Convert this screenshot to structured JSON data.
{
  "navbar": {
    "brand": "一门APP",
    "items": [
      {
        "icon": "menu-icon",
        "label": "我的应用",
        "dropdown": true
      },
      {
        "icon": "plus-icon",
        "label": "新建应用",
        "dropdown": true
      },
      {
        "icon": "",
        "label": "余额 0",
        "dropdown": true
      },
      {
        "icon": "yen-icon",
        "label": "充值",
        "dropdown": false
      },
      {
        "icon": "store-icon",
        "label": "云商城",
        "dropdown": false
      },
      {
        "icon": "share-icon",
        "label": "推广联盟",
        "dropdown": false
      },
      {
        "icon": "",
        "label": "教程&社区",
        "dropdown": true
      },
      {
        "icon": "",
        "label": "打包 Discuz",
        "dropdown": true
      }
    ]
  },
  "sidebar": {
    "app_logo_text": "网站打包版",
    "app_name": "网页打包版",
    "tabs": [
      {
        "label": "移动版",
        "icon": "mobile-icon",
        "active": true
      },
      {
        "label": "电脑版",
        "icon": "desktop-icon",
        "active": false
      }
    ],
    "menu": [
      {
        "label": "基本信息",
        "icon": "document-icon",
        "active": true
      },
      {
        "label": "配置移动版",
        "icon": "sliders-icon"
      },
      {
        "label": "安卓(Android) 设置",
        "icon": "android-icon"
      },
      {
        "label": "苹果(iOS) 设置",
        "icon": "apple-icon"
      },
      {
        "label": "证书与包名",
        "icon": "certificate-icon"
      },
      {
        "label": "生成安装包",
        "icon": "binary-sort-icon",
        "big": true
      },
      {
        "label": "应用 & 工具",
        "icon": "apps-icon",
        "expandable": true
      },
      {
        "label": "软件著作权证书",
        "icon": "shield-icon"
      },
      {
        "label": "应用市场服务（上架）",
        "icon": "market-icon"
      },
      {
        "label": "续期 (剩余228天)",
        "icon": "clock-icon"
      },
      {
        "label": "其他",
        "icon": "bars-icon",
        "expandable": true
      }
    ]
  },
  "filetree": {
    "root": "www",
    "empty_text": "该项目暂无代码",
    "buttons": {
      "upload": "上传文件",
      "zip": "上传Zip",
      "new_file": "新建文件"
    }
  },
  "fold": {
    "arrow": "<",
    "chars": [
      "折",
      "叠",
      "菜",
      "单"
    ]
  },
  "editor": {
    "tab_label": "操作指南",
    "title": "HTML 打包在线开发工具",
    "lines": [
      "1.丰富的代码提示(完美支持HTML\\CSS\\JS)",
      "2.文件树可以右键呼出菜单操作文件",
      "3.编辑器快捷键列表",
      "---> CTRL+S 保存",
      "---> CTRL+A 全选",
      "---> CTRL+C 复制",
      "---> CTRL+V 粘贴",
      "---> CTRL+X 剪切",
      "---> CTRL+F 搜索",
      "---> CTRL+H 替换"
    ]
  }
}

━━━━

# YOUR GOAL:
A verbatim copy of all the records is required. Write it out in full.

# RESPONSE AREA:
Convert this screenshot to structured JSON data.
{
  "navbar": {
    "brand": "一门APP",
    "items": [
      {
        "icon": "menu-icon",
        "label": "我的应用",
        "dropdown": true
      },
      {
        "icon": "plus-icon",
        "label": "新建应用",
        "dropdown": true
      },
      {
        "icon": "",
        "label": "余额 0",
        "dropdown": true
      },
      {
        "icon": "yen-icon",
        "label": "充值",
        "dropdown": false
      },
      {
        "icon": "store-icon",
        "label": "云商城",
        "dropdown": false
      },
      {
        "icon": "share-icon",
        "label": "推广联盟",
        "dropdown": false
      },
      {
        "icon": "",
        "label": "教程&社区",
        "dropdown": true
      },
      {
        "icon": "",
        "label": "打包 Discuz",
        "dropdown": true
      }
    ]
  },
  "sidebar": {
    "app_logo_text": "网站打包版",
    "app_name": "网页打包版",
    "tabs": [
      {
        "label": "移动版",
        "icon": "mobile-icon",
        "active": true
      },
      {
        "label": "电脑版",
        "icon": "desktop-icon",
        "active": false
      }
    ],
    "menu": [
      {
        "label": "基本信息",
        "icon": "document-icon",
        "active": true
      },
      {
        "label": "配置移动版",
        "icon": "sliders-icon"
      },
      {
        "label": "安卓(Android) 设置",
        "icon": "android-icon"
      },
      {
        "label": "苹果(iOS) 设置",
        "icon": "apple-icon"
      },
      {
        "label": "证书与包名",
        "icon": "certificate-icon"
      },
      {
        "label": "生成安装包",
        "icon": "binary-sort-icon",
        "big": true
      },
      {
        "label": "应用 & 工具",
        "icon": "apps-icon",
        "expandable": true
      },
      {
        "label": "软件著作权证书",
        "icon": "shield-icon"
      },
      {
        "label": "应用市场服务（上架）",
        "icon": "market-icon"
      },
      {
        "label": "续期 (剩余228天)",
        "icon": "clock-icon"
      },
      {
        "label": "其他",
        "icon": "bars-icon",
        "expandable": true
      }
    ]
  },
  "filetree": {
    "root": "www",
    "empty_text": "该项目暂无代码",
    "buttons": {
      "upload": "上传文件",
      "zip": "上传Zip",
      "new_file": "新建文件"
    }
  },
  "fold": {
    "arrow": "<",
    "chars": [
      "折",
      "叠",
      "菜",
      "单"
    ]
  },
  "editor": {
    "tab_label": "操作指南",
    "title": "HTML 打包在线开发工具",
    "lines": [
      "1.丰富的代码提示(完美支持HTML\\CSS\\JS)",
      "2.文件树可以右键呼出菜单操作文件",
      "3.编辑器快捷键列表",
      "---> CTRL+S 保存",
      "---> CTRL+A 全选",
      "---> CTRL+C 复制",
      "---> CTRL+V 粘贴",
      "---> CTRL+X 剪切",
      "---> CTRL+F 搜索",
      "---> CTRL+H 替换"
    ]
  }
}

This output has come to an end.